Shortly after Versace’s troubles hit the headlines, fellow luxury brands Coach and Givenchy also stepped forward to apologise for seemingly identifying regions as independent on items for sale.
A t-shirt in the Coach 1941 collection featured a similar list of city-country pairs as the Versace t-shirt, this time identifying Hong Kong as part of Hong Kong and Taipei as part of Taiwan. Meanwhile, Givenchy’s own city-country pair up t-shirt got the entire trio of outrage in one swoop listing, “Hong Kong, Hong Kong”, “Taipei, Taiwan” and “Macau, Macao”.
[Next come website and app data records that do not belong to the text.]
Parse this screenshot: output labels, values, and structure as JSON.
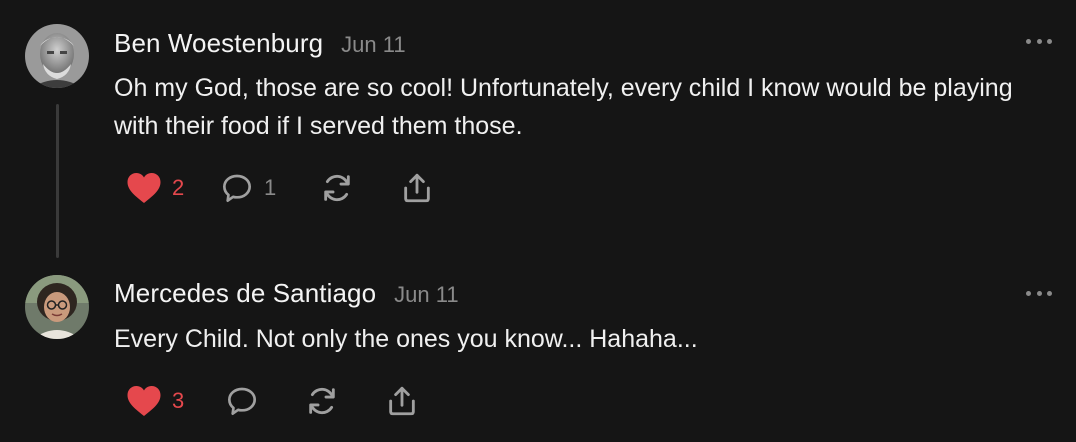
{
  "colors": {
    "background": "#151515",
    "text": "#f0f0f0",
    "muted": "#8a8a8a",
    "like": "#e5484d",
    "thread_line": "#3a3a3a"
  },
  "comments": [
    {
      "author": "Ben Woestenburg",
      "date": "Jun 11",
      "text": "Oh my God, those are so cool! Unfortunately, every child I know would be playing with their food if I served them those.",
      "likes": "2",
      "liked": true,
      "replies": "1",
      "icons": [
        "heart-icon",
        "comment-icon",
        "restack-icon",
        "share-icon",
        "more-icon"
      ]
    },
    {
      "author": "Mercedes de Santiago",
      "date": "Jun 11",
      "text": "Every Child. Not only the ones you know... Hahaha...",
      "likes": "3",
      "liked": true,
      "replies": "",
      "icons": [
        "heart-icon",
        "comment-icon",
        "restack-icon",
        "share-icon",
        "more-icon"
      ]
    }
  ]
}
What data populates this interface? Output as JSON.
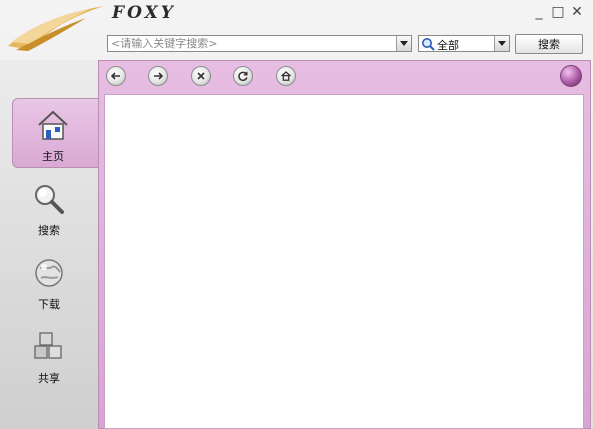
{
  "app": {
    "brand": "FOXY",
    "window_controls": {
      "minimize": "_",
      "maximize": "□",
      "close": "✕"
    }
  },
  "search": {
    "placeholder": "<请输入关键字搜索>",
    "scope_selected": "全部",
    "button_label": "搜索"
  },
  "sidebar": {
    "items": [
      {
        "label": "主页",
        "icon": "home-icon",
        "active": true
      },
      {
        "label": "搜索",
        "icon": "magnifier-icon",
        "active": false
      },
      {
        "label": "下载",
        "icon": "globe-download-icon",
        "active": false
      },
      {
        "label": "共享",
        "icon": "share-cubes-icon",
        "active": false
      }
    ]
  },
  "toolbar": {
    "buttons": [
      "back-icon",
      "forward-icon",
      "stop-icon",
      "refresh-icon",
      "home-icon"
    ],
    "globe_icon": "globe-icon"
  },
  "colors": {
    "accent_pink": "#d9a9d4",
    "frame_border": "#b88fb3",
    "logo_gold": "#d8a23a"
  }
}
Supermodel Liu Wen, one of Coach’s ambassadors, announced her resignation with the label. Meanwhile, Jackson Yee, a member of Chinese boy band TFBoys, followed instep by declaring that he would no longer be working with Givenchy.
On the day of the apology, Givenchy held a score of +27.2, but today stands at +4.0, indicating a drop of 23.2 points. Coach, which had a score of +9.3, fell 9.5 points to a score of -0.2.
The last time a significant drop for a luxury brand dates back to last year when Dolce & Gabanna launched video ads depicting an East Asian model attempting to eat Italian food with chopsticks. These ads were deemed racially and culturally insensitive by many commentators.
Making matters worse, messages discussing the situation – allegedly from D&G founder Stefano Gabbana – were leaked, calling China the “ignorant dirty smelling mafia”.
While there was a spike in the number of people seeing D&G ads, the increase was largely based on negative sentiment. D&G also had to cancel a major fashion show in Shanghai at the last minute.
Data from YouGov showed that D&G’s overall brand health score fell 14.1 points among Chinese consumers following the cancellation of the fashion show, dropping from a relatively healthy score of +3.3 to -11.4.
“Chinese consumers are an undoubtedly important clientele. Unfortunately, not one, but three big brands managed to make the same faux pas – offending people at a particularly sensitive time. Hopefully, it is a lesson that won’t repeat itself, as it is clear that even a timely apology is not enough to appease offended Chinese consumers,” said Ervin Ha, head of data products of YouGov APAC.